For Women’s Health: It’s Time for the National Academy of Medicine to Call For Fossil Fuel Divestment in the US Health Sector

By Marya Zlatnik, MD and Jane van Dis, MD

As lifelong medical professionals specializing in women’s health, we call upon the National Academy of Medicine (NAM) to lead the US health sector on climate and health justice, and  divest its financial holdings from fossil fuels.

As NAM convenes for its annual 2023 meeting with a focus on women’s health, the health community must consider numerous studies documenting fossil fuel extraction and projects exacerbating profound global gender and race health inequities. This includes higher risks of breast cancers, ovarian disease and adverse birth outcomes like premature births, stillbirth, decreased birth weights, birth defects, neurodevelopmental disorders, and high-risk pregnancies. 

Together, we urge NAM to divest from the fossil fuel corporations poisoning our communities and endangering future generations. Our fights for health care for all, bodily sovereignty, and climate justice are interconnected and intertwined – it’s time for NAM to lead. 

In the US, private, corporate-run health systems invest an estimated $10 billion in fossil fuels. In our commitment to First, Do No Harm, it’s unacceptable that the health sector is propping up the root cause of what the World Health Organization calls “the single greatest health threat facing humanity.”

Ignoring the fossil fuel investments made by institutions under NAM’s purview renders impotent the stated objective to “reduce climate-related health inequities.”  

The direct level of financial support to the fossil fuel industry by health systems across the US is shocking and cannot remain ignored by the nation’s preeminent medical organization.
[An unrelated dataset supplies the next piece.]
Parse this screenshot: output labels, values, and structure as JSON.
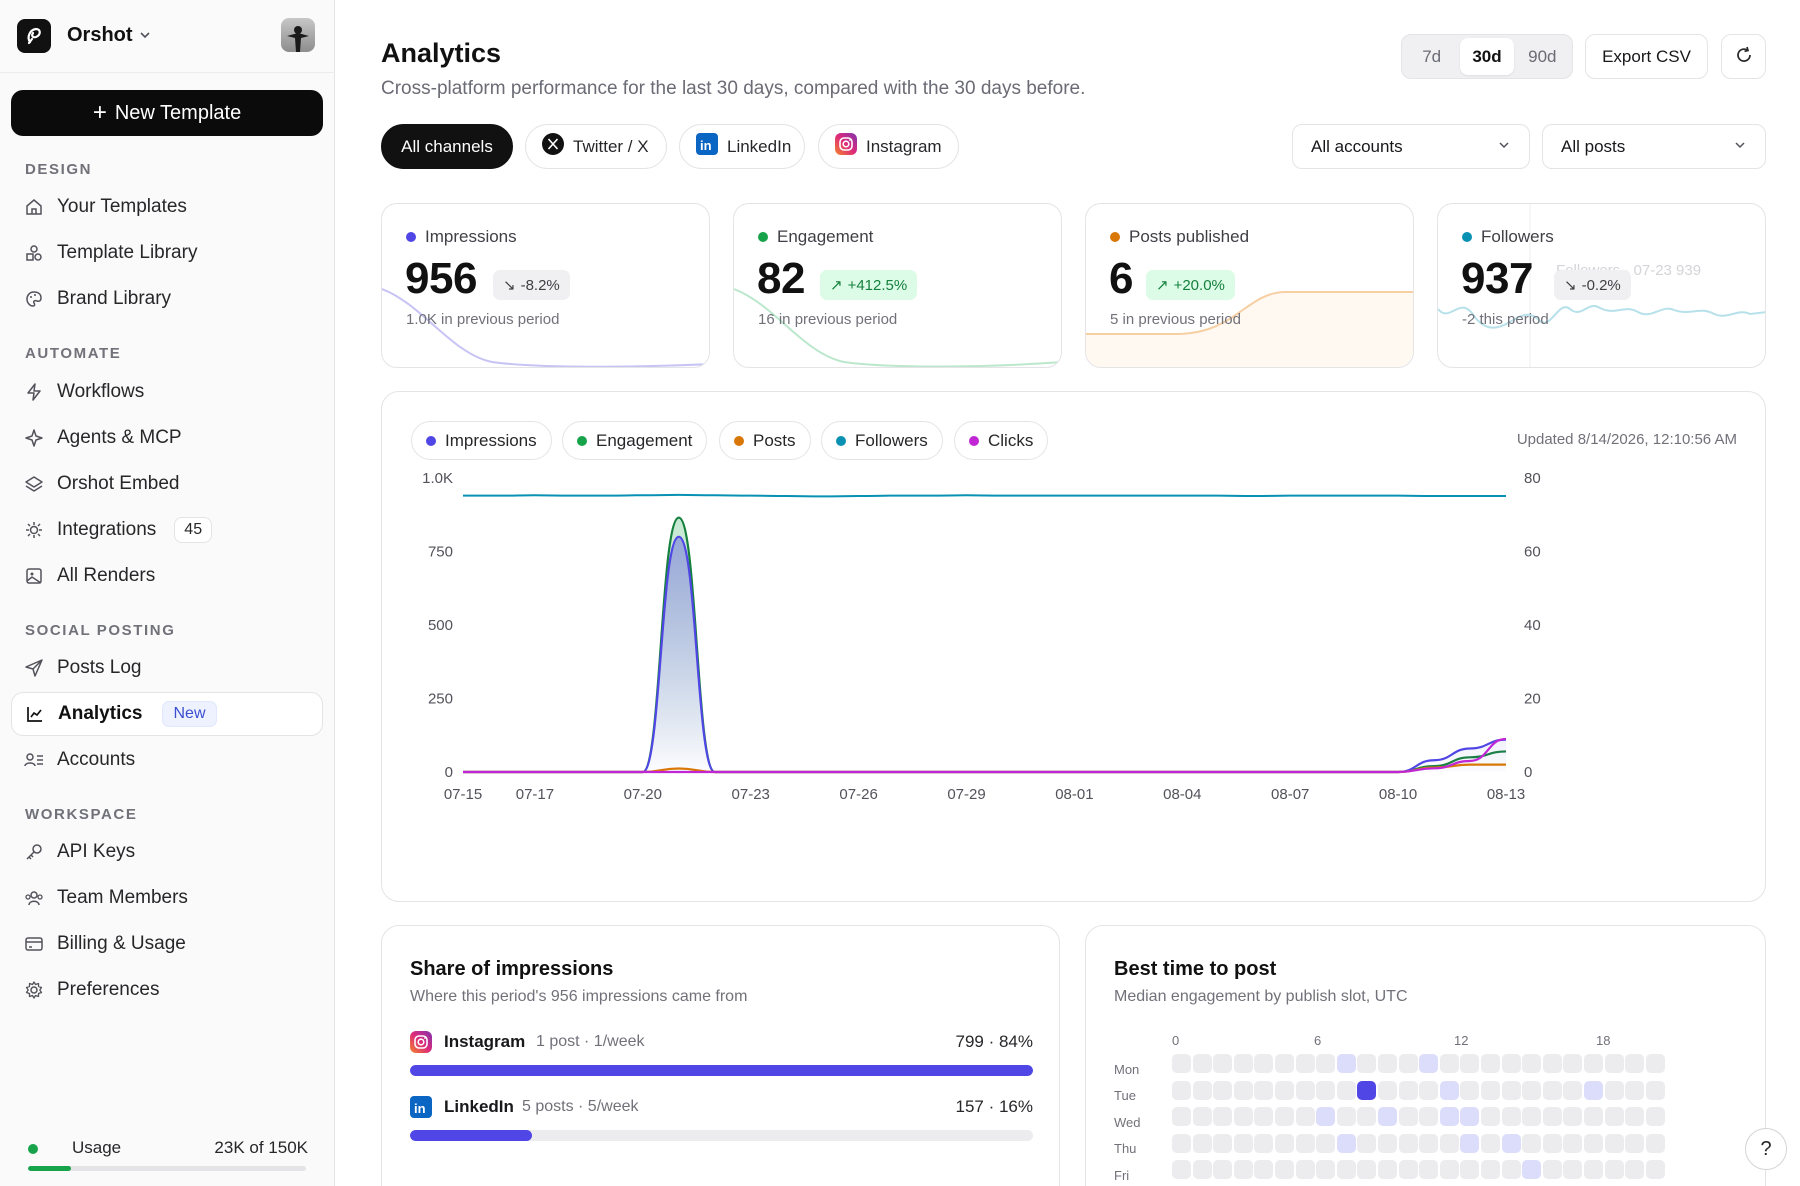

In April, a groundbreaking report published by and endorsed by dozens of organizations including Physicians for Social Responsibility, revealed billions of fossil fuel investments made by major private health systems across the US, including direct production investments in the biggest fossil fuel producers on Earth by Exxon, Shell, BP, Suncor, and others.  
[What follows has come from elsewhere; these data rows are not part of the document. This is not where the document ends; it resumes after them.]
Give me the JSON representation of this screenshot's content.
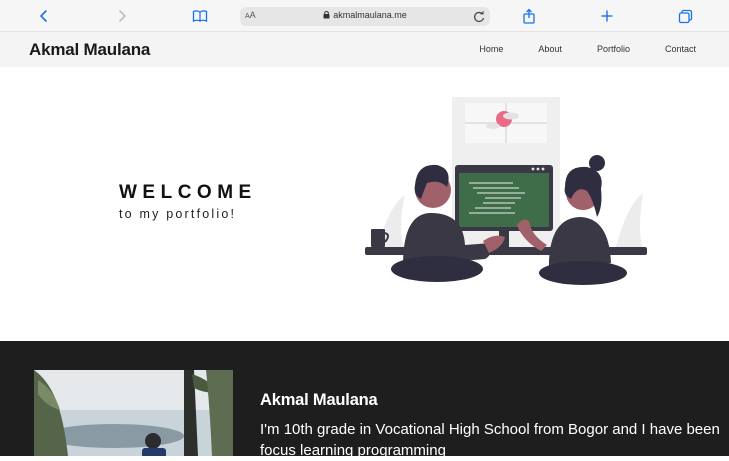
{
  "browser": {
    "aa_label_small": "A",
    "aa_label_large": "A",
    "url": "akmalmaulana.me",
    "icons": [
      "back-icon",
      "forward-icon",
      "bookmarks-icon",
      "lock-icon",
      "reload-icon",
      "share-icon",
      "new-tab-icon",
      "tabs-icon"
    ]
  },
  "site": {
    "brand": "Akmal Maulana",
    "nav": [
      "Home",
      "About",
      "Portfolio",
      "Contact"
    ]
  },
  "hero": {
    "title": "WELCOME",
    "subtitle": "to my portfolio!"
  },
  "about": {
    "name": "Akmal Maulana",
    "description": "I'm 10th grade in Vocational High School from Bogor and I have been focus learning programming"
  },
  "colors": {
    "accent_pink": "#e96a86",
    "screen_green": "#3f6c49",
    "dark_section": "#1e1e1e",
    "figure_dark": "#3b3845",
    "skin_tone": "#a0616a"
  }
}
As medical professionals, we see the blatant contradiction of these fossil fuel investments sickening our communities, and are joining the call for health sector fossil fuel divestment.  

A recent article in the New England Journal of Medicine puts it succinctly: “It’s Time For the Health Sector to Stop Bankrolling the Fossil Fuel Industry.” Similar calls for health sector divestment have appeared in The Lancet, the Yale Journal of Biology and Medicine, the Los Angeles Times, and more. 
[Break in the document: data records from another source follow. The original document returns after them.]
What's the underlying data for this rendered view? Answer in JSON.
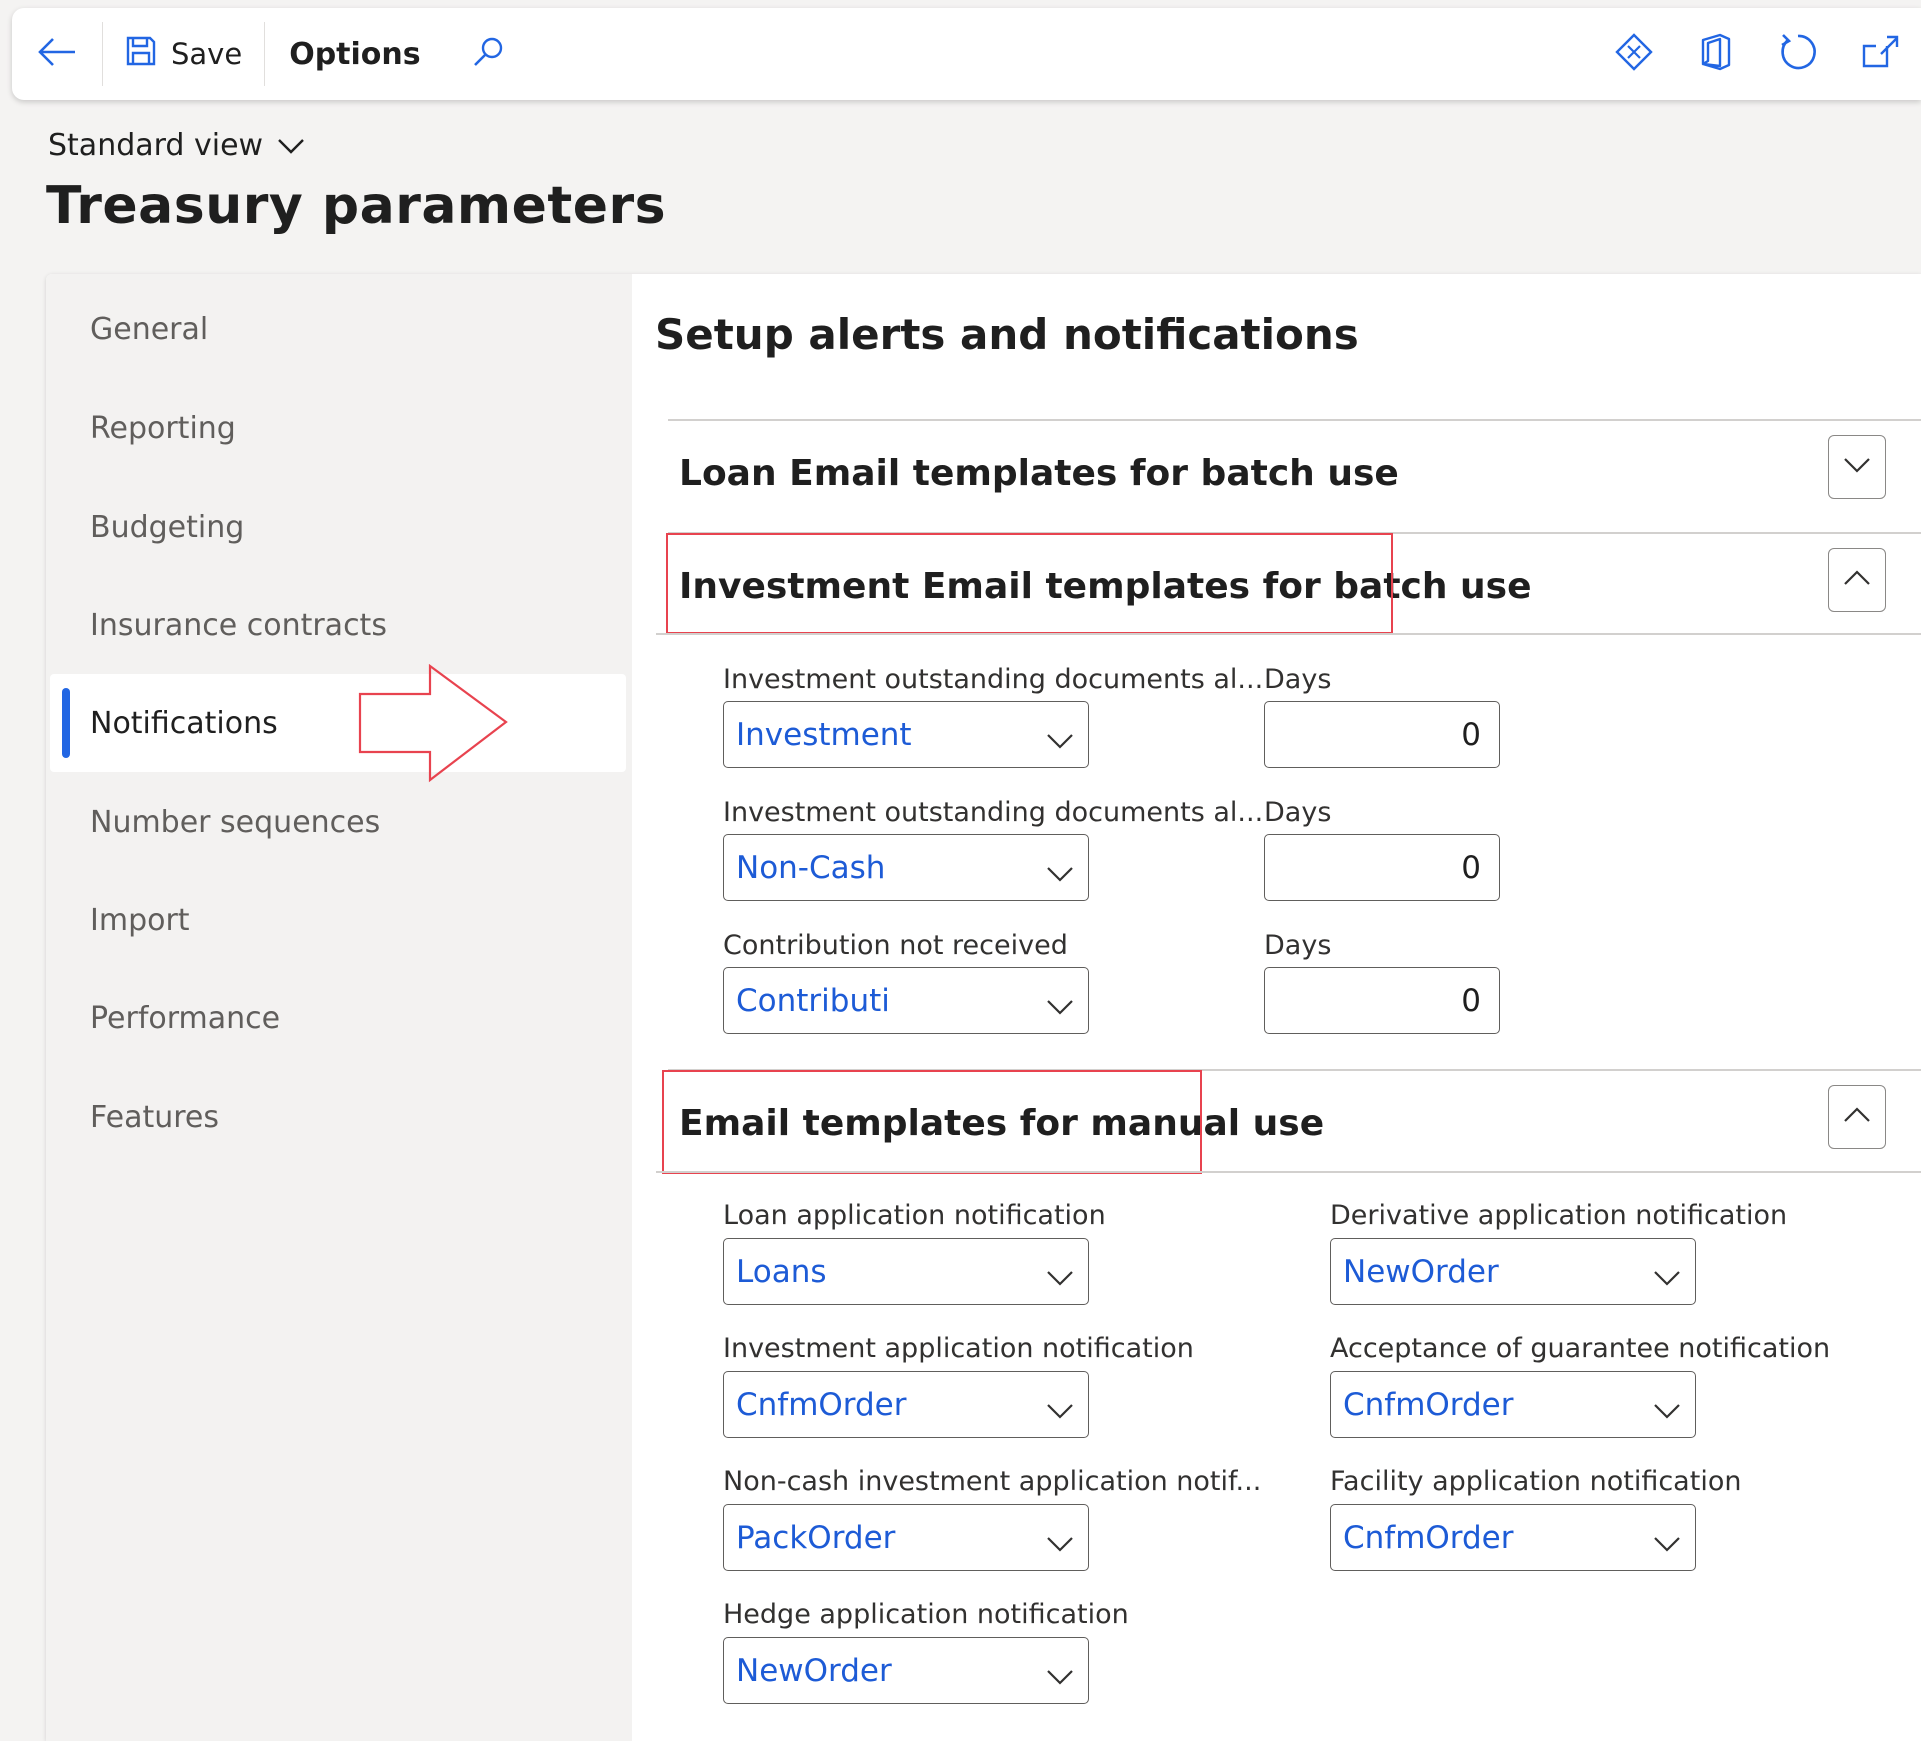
{
  "toolbar": {
    "save_label": "Save",
    "options_label": "Options",
    "icons": [
      "back-arrow-icon",
      "save-icon",
      "search-icon",
      "diamond-icon",
      "office-icon",
      "refresh-icon",
      "open-new-window-icon"
    ]
  },
  "view": {
    "label": "Standard view"
  },
  "page": {
    "title": "Treasury parameters"
  },
  "nav": {
    "items": [
      {
        "label": "General"
      },
      {
        "label": "Reporting"
      },
      {
        "label": "Budgeting"
      },
      {
        "label": "Insurance contracts"
      },
      {
        "label": "Notifications",
        "active": true
      },
      {
        "label": "Number sequences"
      },
      {
        "label": "Import"
      },
      {
        "label": "Performance"
      },
      {
        "label": "Features"
      }
    ]
  },
  "content": {
    "title": "Setup alerts and notifications",
    "groups": [
      {
        "title": "Loan Email templates for batch use",
        "state": "collapsed"
      },
      {
        "title": "Investment Email templates for batch use",
        "state": "expanded",
        "rows": [
          {
            "label": "Investment outstanding documents al...",
            "value": "Investment",
            "days_label": "Days",
            "days": "0"
          },
          {
            "label": "Investment outstanding documents al...",
            "value": "Non-Cash",
            "days_label": "Days",
            "days": "0"
          },
          {
            "label": "Contribution not received",
            "value": "Contributi",
            "days_label": "Days",
            "days": "0"
          }
        ]
      },
      {
        "title": "Email templates for manual use",
        "state": "expanded",
        "left": [
          {
            "label": "Loan application notification",
            "value": "Loans"
          },
          {
            "label": "Investment application notification",
            "value": "CnfmOrder"
          },
          {
            "label": "Non-cash investment application notif...",
            "value": "PackOrder"
          },
          {
            "label": "Hedge application notification",
            "value": "NewOrder"
          }
        ],
        "right": [
          {
            "label": "Derivative application notification",
            "value": "NewOrder"
          },
          {
            "label": "Acceptance of guarantee notification",
            "value": "CnfmOrder"
          },
          {
            "label": "Facility application notification",
            "value": "CnfmOrder"
          }
        ]
      }
    ]
  },
  "colors": {
    "accent": "#2266e3",
    "link_text": "#1d5bd6",
    "annotation": "#e8434f",
    "background": "#f4f3f2"
  }
}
The public expects and deserves better climate leadership from the National Academy of Medicine, as proven through the more than 75,000 letters sent to NAM leadership around its 2022 annual meeting. 

This isn’t a novel request. Nearly 1600 institutions representing more than $40 trillion in assets have committed to divest from fossil fuels, yet the US health sector is glaringly absent.

There’s a growing list of medical associations that have committed to divest from fossil fuels, including the American Medical Organization, the Canadian Medical Association, the UK’s Royal College of General Practitioners, and the British Medical Association.

It’s time the National Academy of Medicine display the leadership expected of it in the health sector. 

The words of NAM President Victor Dzau echo this Call to Action

“Dramatically reducing the carbon footprint of the health care ecosystem would have immense health, social, and economic benefits. Though there is increasing momentum in this direction, much more must be done to urgently activate all parts of the sector to decarbonize.  The time for leadership, commitment, and action is now”

It’s time NAM puts those words to action. The health sector divested from the tobacco industry before. It’s time to live up to the fundamental ethos of healthcare – First, Do No Harm – and divest from fossil fuels.  


Marya Zlatnik, MD, is professor of Obstetrics, Gynecology, & Reproductive Sciences at University of California, San Francisco with a specialization in maternal fetal medicine and high-risk pregnancies.  

Jane van Dis, MD, is assistant professor of Obstetrics and Gynecology at the University of Rochester and Co-Founder of OBGYNs for Sustainable Future

DISCLAIMER: The authors’ views are theirs as individual medical specialists; they are not representing the organizations they work for.